Words & Phrases

A list of commonly used words and phrases and their origins…


Hell-bent for leather?

Have you ever heard someone say that they are hell-bent on doing something? Did you understand they meant they were very determined, but didn’t really know what the phrase literally means?

This saying has been has been popular since the early 19th century and describes someone who is prepared to go “to the gates of hell” [more…]

Kangaroo court

A kangaroo court is not a legal proceeding in the Australian outback, nor does it involve hopping marsupials.

It refers to a criminal proceeding that is conducted for show, where the defendant is undoubtedly going to be found guilty.

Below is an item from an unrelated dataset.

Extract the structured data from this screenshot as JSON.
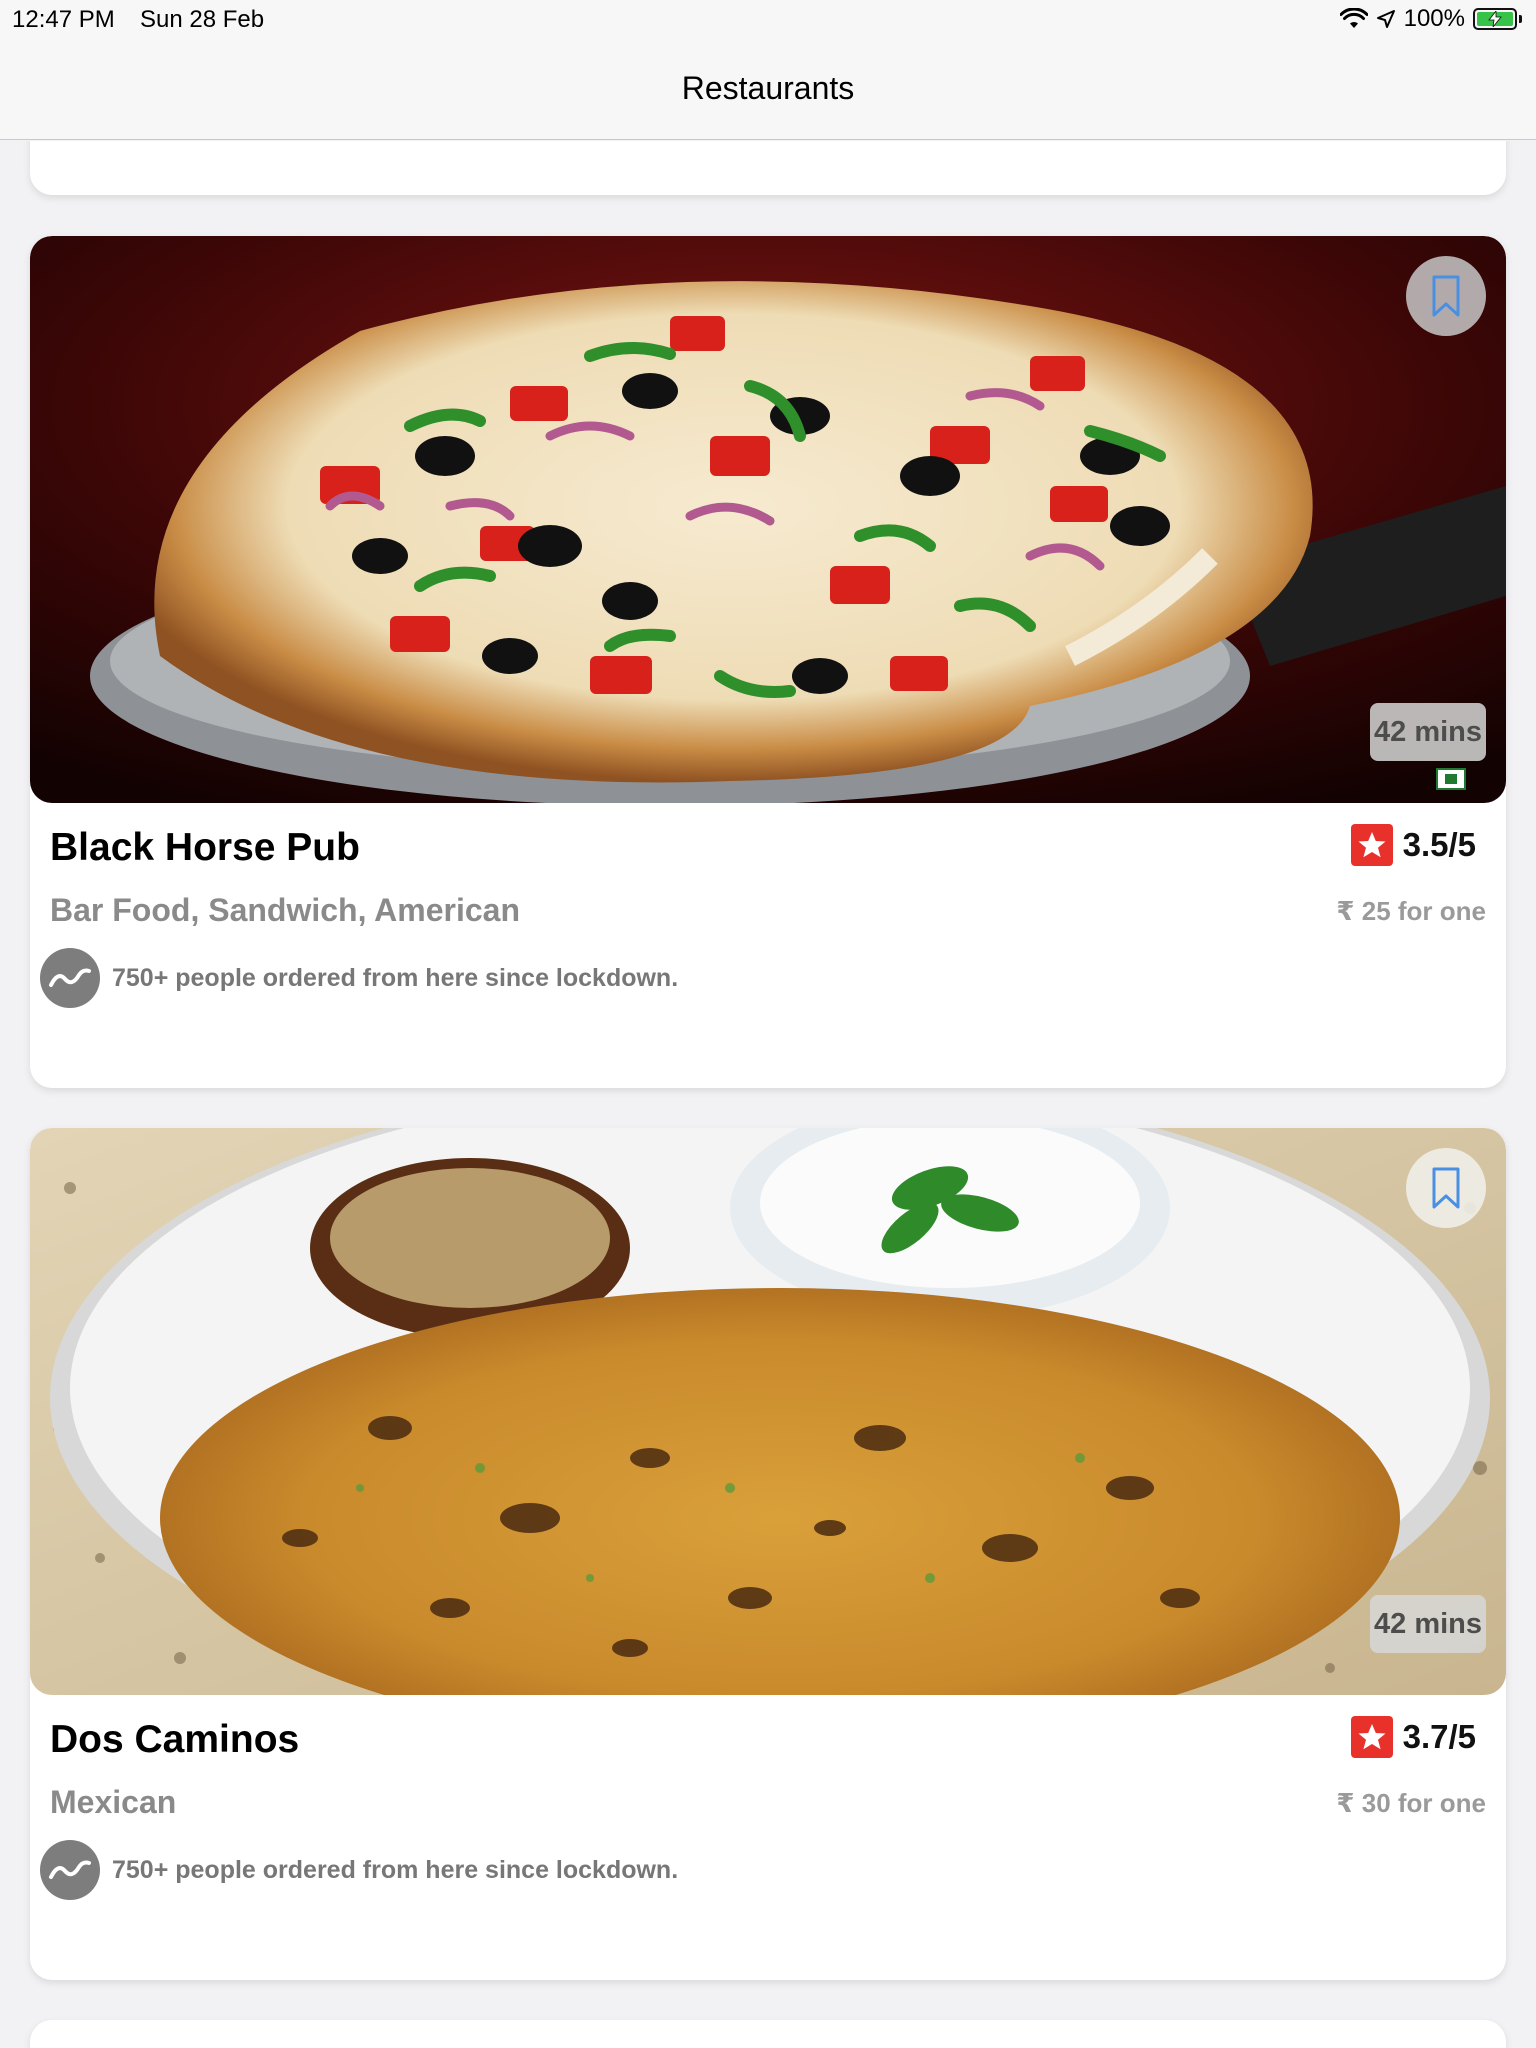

The earliest use of the term was recorded not in Australia as you might expect, but [more…]

Frog in your throat

Although it is hard to believe now, at one time, medieval physicians believed that the secretions of a frog could cure a cough if they were coated on the throat of the patient.

That in itself sounds repulsive, but what makes the idea even worse is the application of the secretions.

Instead of painting the treatment [more…]

God bless you!

You’ve said it yourself – someone sneezes and you say, “God Bless You”, but do you know why?

There are several explanations for this saying which has become second-nature to so many.

Some say that during the sixth century it was a congratulatory statement as a sneeze was thought to expel evil spirits.

Some cultures believed that [more…]


Big is one of the mystery words of English etymology, extremely common but of highly dubious origin.
In its earliest use in English it meant ‘powerful’ or ‘strong’ and it was not until the 16th century that it took on the meaning of ‘large’.
It occurred originally in northern English texts, only slowly spreading south, [more…]

An even break

W C Fields famous utterance, ‘Never give a sucker an even break’ has its origins at the dog race track.

Dog owners, betting on the speed of their hounds when chasing the hare, had to make sure they started at exactly the same time, that they had an even break.

Even break came to refer to [more…]

Beyond the pale

If someone’s behaviour is described as being beyond the pale, it is deemed unacceptable – they have overstepped the mark of good manners or decency.

A pale was a wooden stake (think of palings) and the word extended its meaning to ‘an enclosed area’ or ‘an area designated to a particular authority’, such as a [more…]


Bedlam is a state of chaos or uproar but its original meaning was an insane asylum.

Bedlam is derived from the word Bethlehem as taken from the Hospital of St Mary of Bethlehem located outside Bishopsgate, in the City of London. The hospital was established in approximately 1330 as an attachment to the priory, established [more…]

From the horse’s mouth

Originally, this term was racing slang which basically meant ‘a hot tip’.

After the 1930s however, the saying was used to encompass any kind of evidence given on the best authority.

It alludes to the fact that the most reliable way of determining a horse’s age is by simply inspecting its teeth.

A dealer may try to [more…]